▶
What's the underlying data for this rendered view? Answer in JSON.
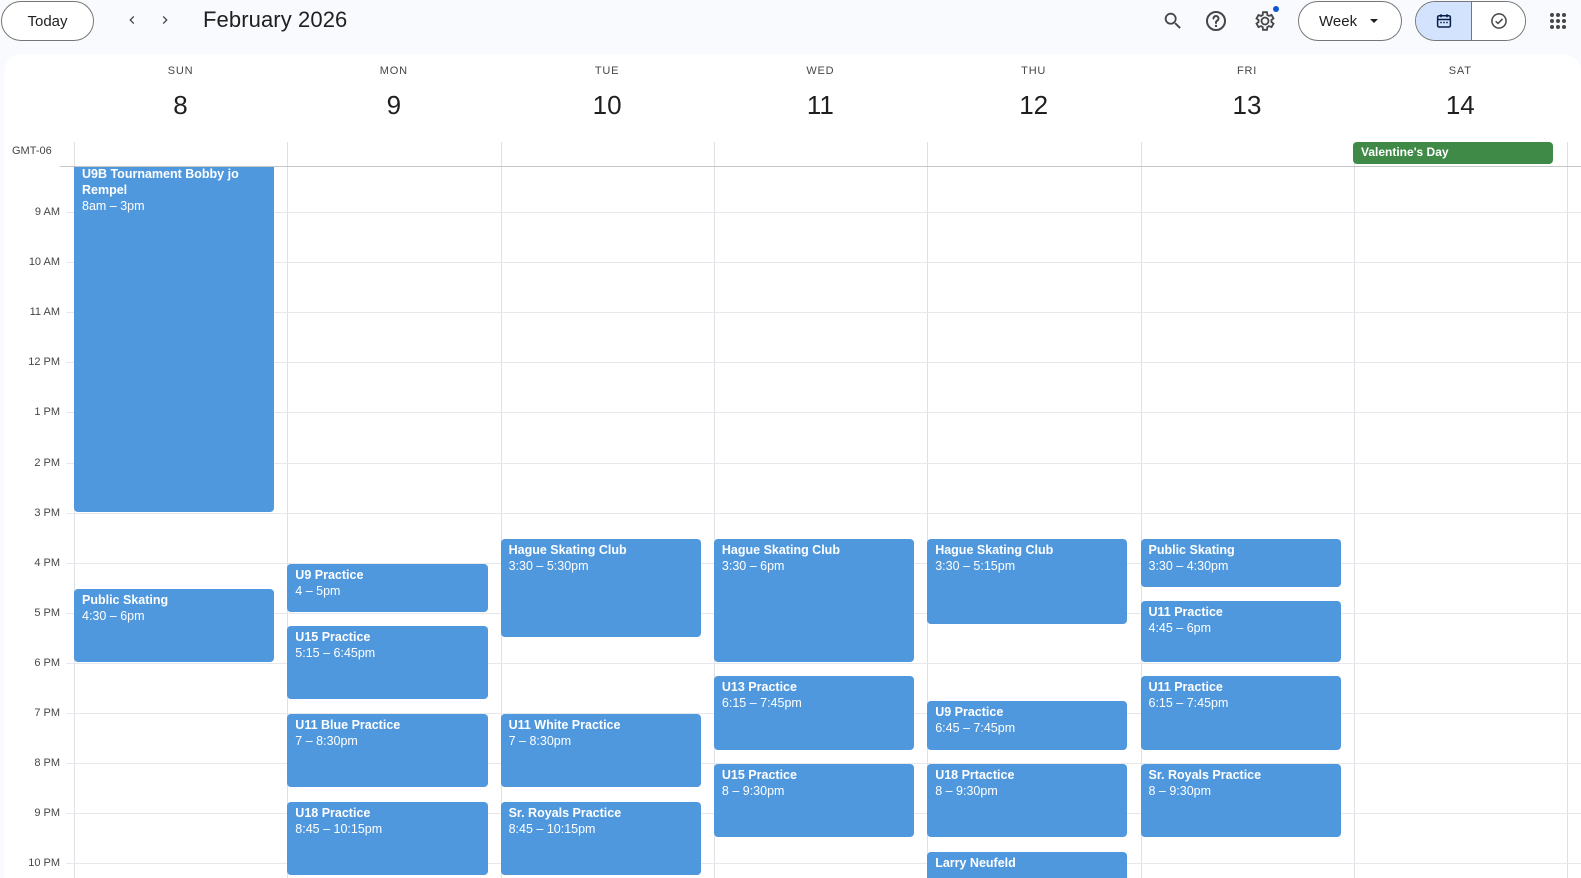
{
  "header": {
    "today_label": "Today",
    "prev_icon": "chevron-left-icon",
    "next_icon": "chevron-right-icon",
    "month_title": "February 2026",
    "search_icon": "search-icon",
    "help_icon": "help-icon",
    "settings_icon": "gear-icon",
    "view_label": "Week",
    "calendar_icon": "calendar-icon",
    "tasks_icon": "task-check-icon",
    "apps_icon": "apps-grid-icon"
  },
  "timezone": "GMT-06",
  "days": [
    {
      "dow": "SUN",
      "num": "8"
    },
    {
      "dow": "MON",
      "num": "9"
    },
    {
      "dow": "TUE",
      "num": "10"
    },
    {
      "dow": "WED",
      "num": "11"
    },
    {
      "dow": "THU",
      "num": "12"
    },
    {
      "dow": "FRI",
      "num": "13"
    },
    {
      "dow": "SAT",
      "num": "14"
    }
  ],
  "times": [
    "9 AM",
    "10 AM",
    "11 AM",
    "12 PM",
    "1 PM",
    "2 PM",
    "3 PM",
    "4 PM",
    "5 PM",
    "6 PM",
    "7 PM",
    "8 PM",
    "9 PM",
    "10 PM"
  ],
  "allday": {
    "title": "Valentine's Day"
  },
  "events": [
    {
      "day": 0,
      "title": "U9B Tournament Bobby jo Rempel",
      "time": "8am – 3pm",
      "start": 8.0,
      "end": 15.0
    },
    {
      "day": 0,
      "title": "Public Skating",
      "time": "4:30 – 6pm",
      "start": 16.5,
      "end": 18.0
    },
    {
      "day": 1,
      "title": "U9 Practice",
      "time": "4 – 5pm",
      "start": 16.0,
      "end": 17.0
    },
    {
      "day": 1,
      "title": "U15 Practice",
      "time": "5:15 – 6:45pm",
      "start": 17.25,
      "end": 18.75
    },
    {
      "day": 1,
      "title": "U11 Blue Practice",
      "time": "7 – 8:30pm",
      "start": 19.0,
      "end": 20.5
    },
    {
      "day": 1,
      "title": "U18 Practice",
      "time": "8:45 – 10:15pm",
      "start": 20.75,
      "end": 22.25
    },
    {
      "day": 2,
      "title": "Hague Skating Club",
      "time": "3:30 – 5:30pm",
      "start": 15.5,
      "end": 17.5
    },
    {
      "day": 2,
      "title": "U11 White Practice",
      "time": "7 – 8:30pm",
      "start": 19.0,
      "end": 20.5
    },
    {
      "day": 2,
      "title": "Sr. Royals Practice",
      "time": "8:45 – 10:15pm",
      "start": 20.75,
      "end": 22.25
    },
    {
      "day": 3,
      "title": "Hague Skating Club",
      "time": "3:30 – 6pm",
      "start": 15.5,
      "end": 18.0
    },
    {
      "day": 3,
      "title": "U13 Practice",
      "time": "6:15 – 7:45pm",
      "start": 18.25,
      "end": 19.75
    },
    {
      "day": 3,
      "title": "U15 Practice",
      "time": "8 – 9:30pm",
      "start": 20.0,
      "end": 21.5
    },
    {
      "day": 4,
      "title": "Hague Skating Club",
      "time": "3:30 – 5:15pm",
      "start": 15.5,
      "end": 17.25
    },
    {
      "day": 4,
      "title": "U9 Practice",
      "time": "6:45 – 7:45pm",
      "start": 18.75,
      "end": 19.75
    },
    {
      "day": 4,
      "title": "U18 Prtactice",
      "time": "8 – 9:30pm",
      "start": 20.0,
      "end": 21.5
    },
    {
      "day": 4,
      "title": "Larry Neufeld",
      "time": "",
      "start": 21.75,
      "end": 23.0
    },
    {
      "day": 5,
      "title": "Public Skating",
      "time": "3:30 – 4:30pm",
      "start": 15.5,
      "end": 16.5
    },
    {
      "day": 5,
      "title": "U11 Practice",
      "time": "4:45 – 6pm",
      "start": 16.75,
      "end": 18.0
    },
    {
      "day": 5,
      "title": "U11 Practice",
      "time": "6:15 – 7:45pm",
      "start": 18.25,
      "end": 19.75
    },
    {
      "day": 5,
      "title": "Sr. Royals Practice",
      "time": "8 – 9:30pm",
      "start": 20.0,
      "end": 21.5
    }
  ]
}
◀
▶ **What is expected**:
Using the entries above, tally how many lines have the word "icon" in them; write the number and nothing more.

▶ **Finished exercise**:
8